REQUIRED ACTION: Retype the listing that follows, leaving nothing out.

....

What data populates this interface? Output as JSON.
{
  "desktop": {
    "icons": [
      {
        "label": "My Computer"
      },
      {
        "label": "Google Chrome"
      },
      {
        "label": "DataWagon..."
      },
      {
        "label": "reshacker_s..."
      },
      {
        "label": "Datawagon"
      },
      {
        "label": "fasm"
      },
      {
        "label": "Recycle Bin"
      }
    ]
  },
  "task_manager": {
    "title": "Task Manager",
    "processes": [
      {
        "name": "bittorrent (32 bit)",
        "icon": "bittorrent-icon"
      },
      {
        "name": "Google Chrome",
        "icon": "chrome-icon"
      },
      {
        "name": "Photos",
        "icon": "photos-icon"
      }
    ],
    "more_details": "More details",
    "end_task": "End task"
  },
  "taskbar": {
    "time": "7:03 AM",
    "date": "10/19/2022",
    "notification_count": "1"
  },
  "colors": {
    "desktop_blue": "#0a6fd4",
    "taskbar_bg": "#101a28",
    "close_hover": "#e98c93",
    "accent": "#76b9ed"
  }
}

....

ANSWER BOX:
What data populates this interface? Output as JSON.
{
  "desktop": {
    "icons": [
      {
        "label": "My Computer"
      },
      {
        "label": "Google Chrome"
      },
      {
        "label": "DataWagon..."
      },
      {
        "label": "reshacker_s..."
      },
      {
        "label": "Datawagon"
      },
      {
        "label": "fasm"
      },
      {
        "label": "Recycle Bin"
      }
    ]
  },
  "task_manager": {
    "title": "Task Manager",
    "processes": [
      {
        "name": "bittorrent (32 bit)",
        "icon": "bittorrent-icon"
      },
      {
        "name": "Google Chrome",
        "icon": "chrome-icon"
      },
      {
        "name": "Photos",
        "icon": "photos-icon"
      }
    ],
    "more_details": "More details",
    "end_task": "End task"
  },
  "taskbar": {
    "time": "7:03 AM",
    "date": "10/19/2022",
    "notification_count": "1"
  },
  "colors": {
    "desktop_blue": "#0a6fd4",
    "taskbar_bg": "#101a28",
    "close_hover": "#e98c93",
    "accent": "#76b9ed"
  }
}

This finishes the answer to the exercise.